Russia's Gazprom is concerned about Ukraine delaying its $882 million payment for the August gas supplies and may request Kiev to pay in advance for future gas supplies, CEO Alexei Miller said in a company statement Tuesday.
Receive daily email alerts, subscriber notes & personalize your experience.Register Now
"A supplement to the [supply] contract has been signed that extends the deadline for the $882 million payments for the August supplies until October 1. October is nearly over, but the bill has not been paid," Miller said, as quoted in the statement.
Gazprom may oblige Ukraine's national energy company Naftogaz Ukrayiny to make pre-payments for the future gas supplies if the debt is not settled promptly, the statement said.
"The breach of contractual obligations regarding the payment entails the introduction of the advance payment mode for gas deliveries," the statement said.
Russia's Prime Minister Dmitry Medvedev echoed Miller's concerns saying he supported the potential introduction of pre-payments in gas supplies to Ukraine.

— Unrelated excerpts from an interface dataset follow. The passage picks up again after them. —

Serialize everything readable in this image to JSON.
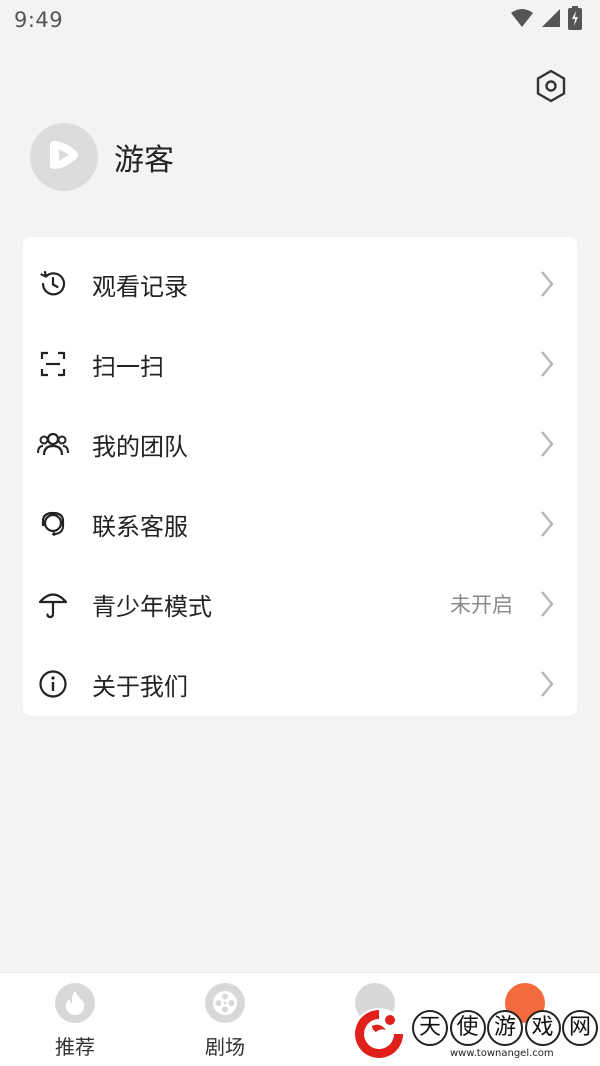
{
  "status_bar": {
    "time": "9:49"
  },
  "profile": {
    "username": "游客"
  },
  "menu": {
    "items": [
      {
        "label": "观看记录",
        "icon": "history-clock-icon"
      },
      {
        "label": "扫一扫",
        "icon": "scan-icon"
      },
      {
        "label": "我的团队",
        "icon": "team-icon"
      },
      {
        "label": "联系客服",
        "icon": "headset-icon"
      },
      {
        "label": "青少年模式",
        "icon": "umbrella-icon",
        "value": "未开启"
      },
      {
        "label": "关于我们",
        "icon": "info-icon"
      }
    ]
  },
  "bottom_nav": {
    "items": [
      {
        "label": "推荐",
        "icon": "flame-icon"
      },
      {
        "label": "剧场",
        "icon": "film-reel-icon"
      },
      {
        "label": "",
        "icon": "partial-nav-icon"
      },
      {
        "label": "",
        "icon": "partial-nav-icon-active"
      }
    ]
  },
  "watermark": {
    "chars": [
      "天",
      "使",
      "游",
      "戏",
      "网"
    ],
    "url": "www.townangel.com"
  },
  "colors": {
    "background": "#f4f3f1",
    "card": "#ffffff",
    "accent": "#f26a3d",
    "logo_red": "#e0201a"
  }
}
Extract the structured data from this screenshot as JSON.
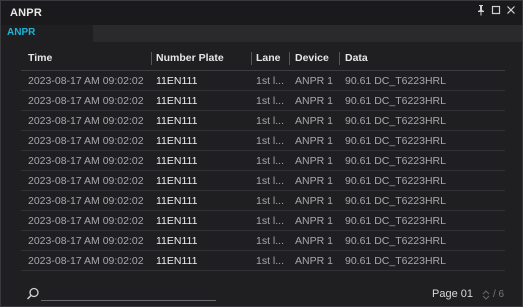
{
  "window": {
    "title": "ANPR"
  },
  "tabs": [
    {
      "label": "ANPR"
    }
  ],
  "table": {
    "columns": [
      "Time",
      "Number Plate",
      "Lane",
      "Device",
      "Data"
    ],
    "rows": [
      [
        "2023-08-17 AM 09:02:02",
        "11EN111",
        "1st l...",
        "ANPR 1",
        "90.61 DC_T6223HRL"
      ],
      [
        "2023-08-17 AM 09:02:02",
        "11EN111",
        "1st l...",
        "ANPR 1",
        "90.61 DC_T6223HRL"
      ],
      [
        "2023-08-17 AM 09:02:02",
        "11EN111",
        "1st l...",
        "ANPR 1",
        "90.61 DC_T6223HRL"
      ],
      [
        "2023-08-17 AM 09:02:02",
        "11EN111",
        "1st l...",
        "ANPR 1",
        "90.61 DC_T6223HRL"
      ],
      [
        "2023-08-17 AM 09:02:02",
        "11EN111",
        "1st l...",
        "ANPR 1",
        "90.61 DC_T6223HRL"
      ],
      [
        "2023-08-17 AM 09:02:02",
        "11EN111",
        "1st l...",
        "ANPR 1",
        "90.61 DC_T6223HRL"
      ],
      [
        "2023-08-17 AM 09:02:02",
        "11EN111",
        "1st l...",
        "ANPR 1",
        "90.61 DC_T6223HRL"
      ],
      [
        "2023-08-17 AM 09:02:02",
        "11EN111",
        "1st l...",
        "ANPR 1",
        "90.61 DC_T6223HRL"
      ],
      [
        "2023-08-17 AM 09:02:02",
        "11EN111",
        "1st l...",
        "ANPR 1",
        "90.61 DC_T6223HRL"
      ],
      [
        "2023-08-17 AM 09:02:02",
        "11EN111",
        "1st l...",
        "ANPR 1",
        "90.61 DC_T6223HRL"
      ]
    ]
  },
  "footer": {
    "page_label": "Page 01",
    "page_total": "/ 6"
  },
  "icons": {
    "pin": "pin-icon",
    "maximize": "maximize-icon",
    "close": "close-icon",
    "search": "search-icon",
    "spinner": "spinner-icon"
  },
  "colors": {
    "accent": "#1fb3d6",
    "background": "#1f1f22"
  }
}
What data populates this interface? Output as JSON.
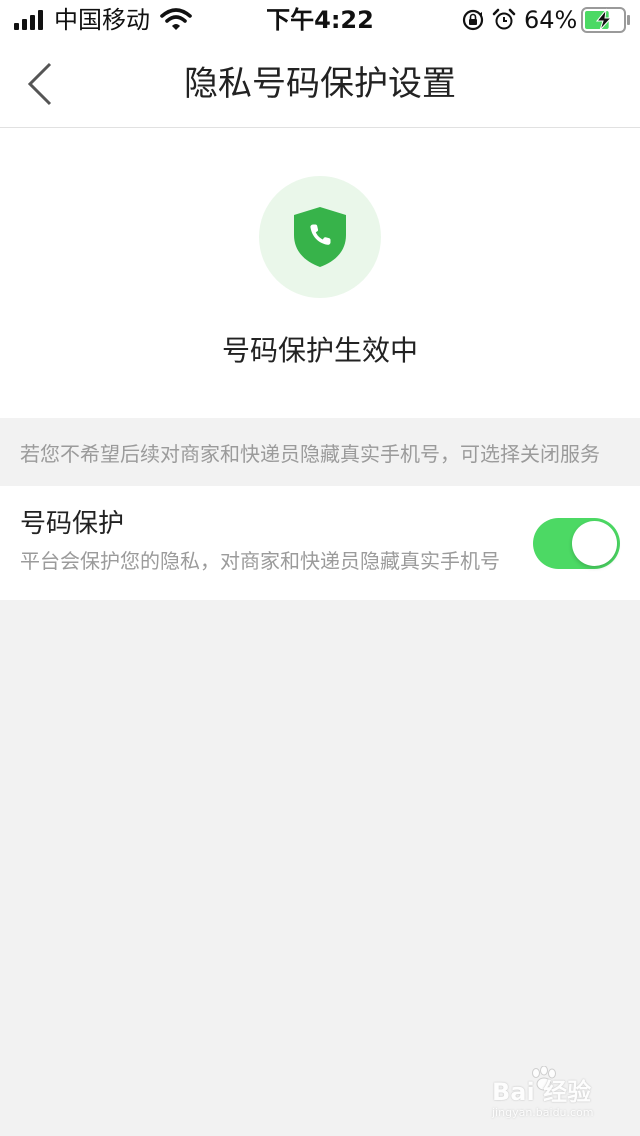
{
  "status_bar": {
    "carrier": "中国移动",
    "time": "下午4:22",
    "battery_percent": "64%",
    "battery_level": 0.64,
    "icons": [
      "signal-icon",
      "wifi-icon",
      "rotation-lock-icon",
      "alarm-icon",
      "battery-charging-icon"
    ]
  },
  "nav": {
    "title": "隐私号码保护设置",
    "back_icon": "chevron-left-icon"
  },
  "hero": {
    "icon": "shield-phone-icon",
    "status_text": "号码保护生效中"
  },
  "hint": {
    "text": "若您不希望后续对商家和快递员隐藏真实手机号，可选择关闭服务"
  },
  "setting": {
    "title": "号码保护",
    "description": "平台会保护您的隐私，对商家和快递员隐藏真实手机号",
    "enabled": true
  },
  "watermark": {
    "text": "Bai 经验",
    "url": "jingyan.baidu.com"
  },
  "colors": {
    "accent_green": "#4cd964",
    "shield_green": "#37b34a",
    "circle_bg": "#eaf7ea",
    "page_bg": "#f2f2f2",
    "hint_gray": "#9b9b9b"
  }
}
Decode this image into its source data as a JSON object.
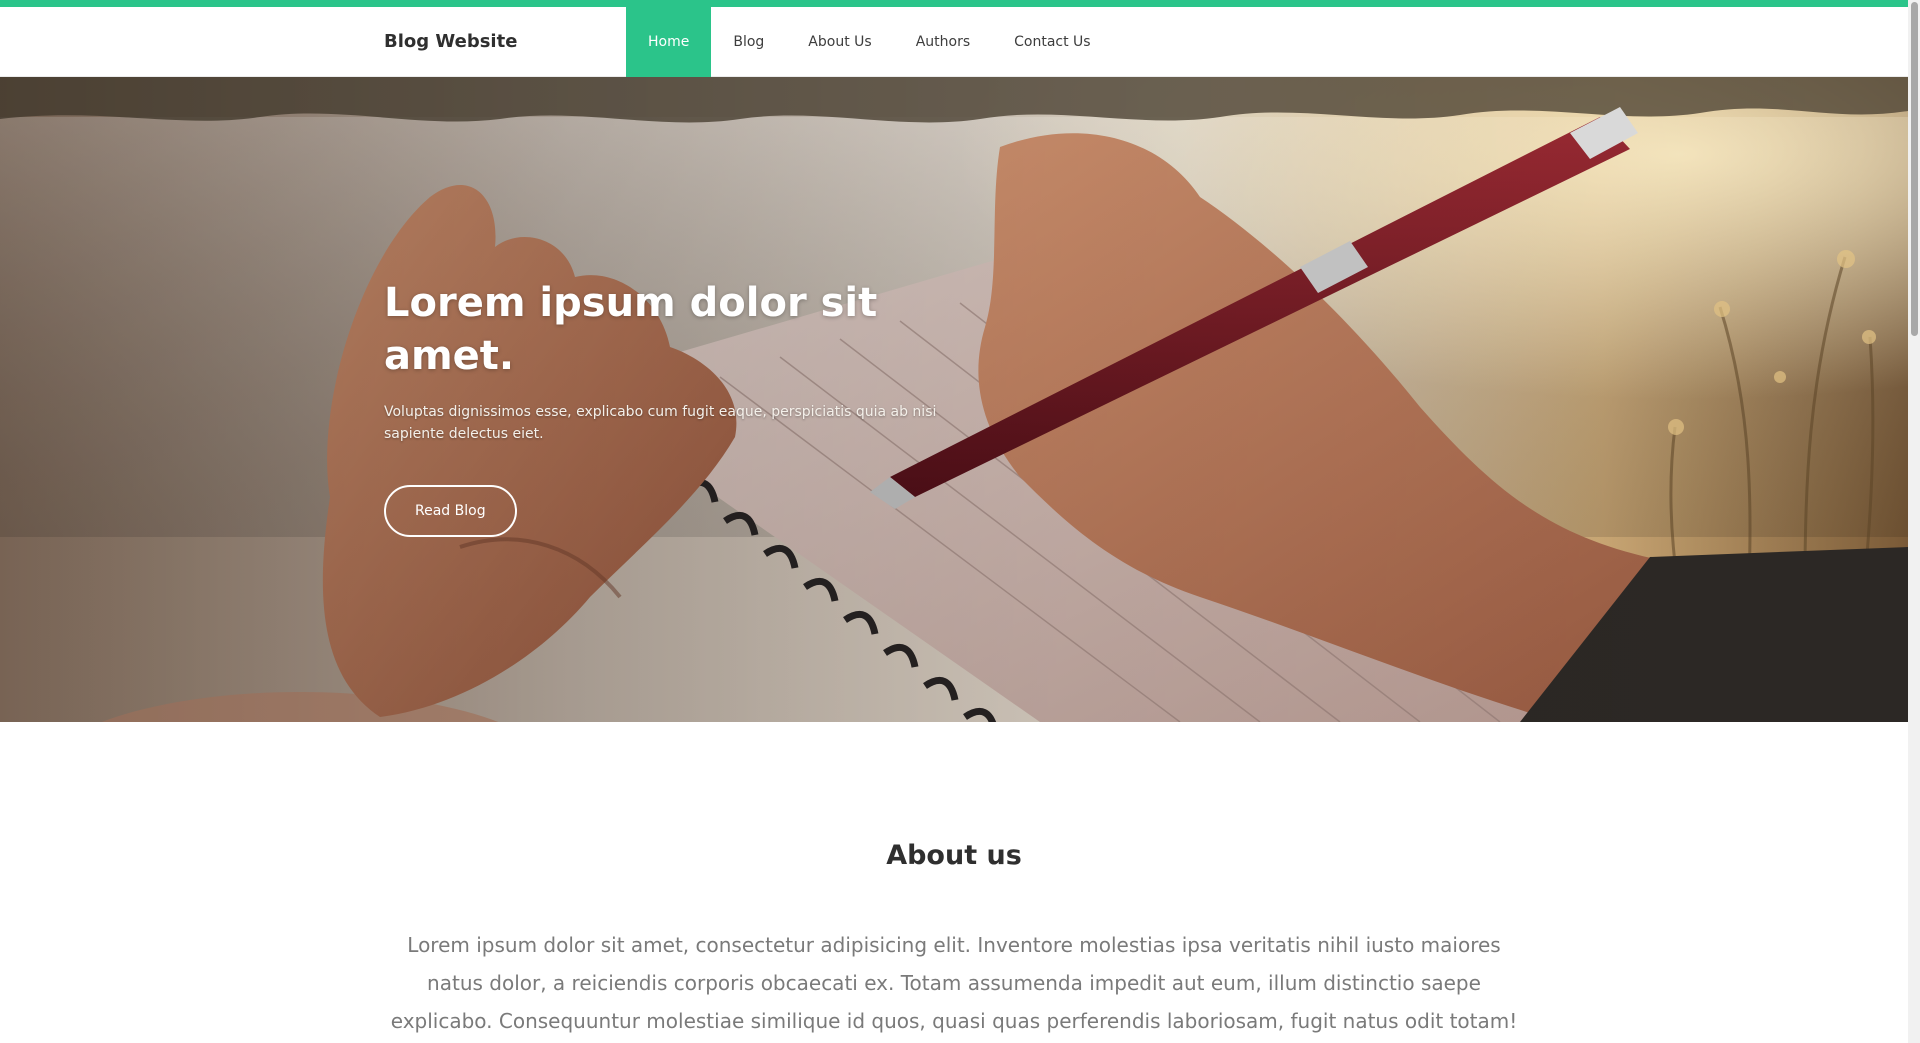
{
  "navbar": {
    "brand": "Blog Website",
    "links": [
      {
        "label": "Home",
        "active": true
      },
      {
        "label": "Blog",
        "active": false
      },
      {
        "label": "About Us",
        "active": false
      },
      {
        "label": "Authors",
        "active": false
      },
      {
        "label": "Contact Us",
        "active": false
      }
    ],
    "accent_color": "#2bc48a"
  },
  "hero": {
    "title": "Lorem ipsum dolor sit amet.",
    "text": "Voluptas dignissimos esse, explicabo cum fugit eaque, perspiciatis quia ab nisi sapiente delectus eiet.",
    "button_label": "Read Blog"
  },
  "about": {
    "title": "About us",
    "text": "Lorem ipsum dolor sit amet, consectetur adipisicing elit. Inventore molestias ipsa veritatis nihil iusto maiores natus dolor, a reiciendis corporis obcaecati ex. Totam assumenda impedit aut eum, illum distinctio saepe explicabo. Consequuntur molestiae similique id quos, quasi quas perferendis laboriosam, fugit natus odit totam! Id dolores saepe, sint debitis"
  }
}
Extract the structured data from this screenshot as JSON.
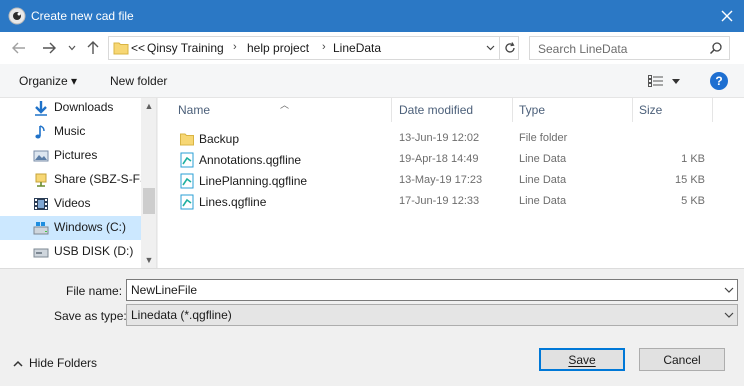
{
  "window": {
    "title": "Create new cad file"
  },
  "address": {
    "overflow": "<<",
    "crumbs": [
      "Qinsy Training",
      "help project",
      "LineData"
    ]
  },
  "search": {
    "placeholder": "Search LineData"
  },
  "toolbar": {
    "organize": "Organize ▾",
    "new_folder": "New folder"
  },
  "nav": {
    "items": [
      {
        "label": "Downloads",
        "icon": "download-icon"
      },
      {
        "label": "Music",
        "icon": "music-icon"
      },
      {
        "label": "Pictures",
        "icon": "pictures-icon"
      },
      {
        "label": "Share (SBZ-S-FS-",
        "icon": "network-drive-icon"
      },
      {
        "label": "Videos",
        "icon": "videos-icon"
      },
      {
        "label": "Windows (C:)",
        "icon": "windows-drive-icon",
        "selected": true
      },
      {
        "label": "USB DISK (D:)",
        "icon": "usb-drive-icon"
      }
    ]
  },
  "columns": {
    "name": "Name",
    "date": "Date modified",
    "type": "Type",
    "size": "Size"
  },
  "files": [
    {
      "name": "Backup",
      "date": "13-Jun-19 12:02",
      "type": "File folder",
      "size": "",
      "icon": "folder-icon"
    },
    {
      "name": "Annotations.qgfline",
      "date": "19-Apr-18 14:49",
      "type": "Line Data",
      "size": "1 KB",
      "icon": "line-file-icon"
    },
    {
      "name": "LinePlanning.qgfline",
      "date": "13-May-19 17:23",
      "type": "Line Data",
      "size": "15 KB",
      "icon": "line-file-icon"
    },
    {
      "name": "Lines.qgfline",
      "date": "17-Jun-19 12:33",
      "type": "Line Data",
      "size": "5 KB",
      "icon": "line-file-icon"
    }
  ],
  "form": {
    "file_name_label": "File name:",
    "file_name_value": "NewLineFile",
    "save_type_label": "Save as type:",
    "save_type_value": "Linedata (*.qgfline)"
  },
  "footer": {
    "hide_folders": "Hide Folders",
    "save": "Save",
    "cancel": "Cancel"
  },
  "colors": {
    "titlebar": "#2b78c5",
    "selection": "#cce8ff",
    "accent": "#0078d7"
  }
}
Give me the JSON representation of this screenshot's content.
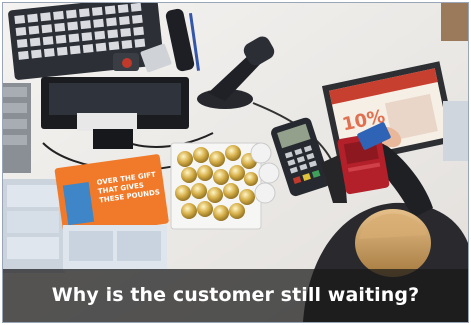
{
  "caption": "Why is the customer still waiting?",
  "scene": {
    "register_display_text": "",
    "promo_card_text": "OVER THE GIFT THAT GIVES THESE POUNDS",
    "counter_sign_text": "10%"
  },
  "colors": {
    "counter": "#eeece9",
    "caption_bar": "#191919",
    "card_orange": "#f07a2a",
    "wallet_red": "#b3202a",
    "jacket": "#2a2a2e",
    "hair": "#c89a5a"
  }
}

"Considering such a clause exists in the contract, it is a viable option. However, it may aggravate the situation," Medvedev said at a meeting Tuesday, as quoted on the government website.
"We need to see the reaction of our Ukrainian partners...If there is no reaction, we need to switch to the pre-payment mode," Medvedev said.
Earlier in the day, Ukraine's Prime Minister Mykola Azarov admitted Ukraine had problems with paying for the Russian gas supplies but said the issue was "not critical," according to a Prime report.
To ensure stable financial relations between Gazprom and Naftogaz Ukrayiny, the Russian gas provider has paid in advance for gas transiting Ukraine, Miller pointed out.
"So far, [the transit charge] has been paid up until January 2015," he said.
Gazprom has also given Ukraine a discount of more than $500 million to make it possible for the country to fill its underground gas storage facilities ahead of peak winter demand, Miller added.
"We have sold 5 billion cu m of gas to Ukraine at a price of $269/1,000 cu m," Miller said, according to Gazprom's statement.
The comments by Azarov, Medvedev and Miller come shortly before EU Eastern Partnership Summit in Lithuania on November 28, at which Kiev may sign free trade and association agreements with the European Union.
Should Kiev sign the agreements, this may lead to strained relations with Moscow, which has invited Ukraine to join the Customs Union between Russia, Belarus and Kazakhstan.
For three years, Ukraine has been trying to renegotiate a gas supply agreement with Russia that was signed in January 2009, claiming the agreed gas price is too high. To decrease its dependence on Russian gas, Ukraine is now hiking its imports from Europe.
Naftogaz Ukrayiny plans to cut Russian gas imports to 18 Bcm in 2013 from 24.9 Bcm in 2012 and 40 Bcm in 2011, according to the energy and coal industry ministry.
As of last Tuesday, Ukraine accumulated 17.6 Bcm of gas in its storage facilities, according to a Naftogaz Ukrayiny official, below the 19 Bcm level Gazprom considers necessary.
"That can be explained by increased consumption in Europe," Vadym Chuprun, deputy head of Naftogaz Ukrayiny told reporters at the time.
He said Ukraine will continue to accumulate gas -- at the pace of 50 million cu m/d -- through November to make sure there is enough gas for the season.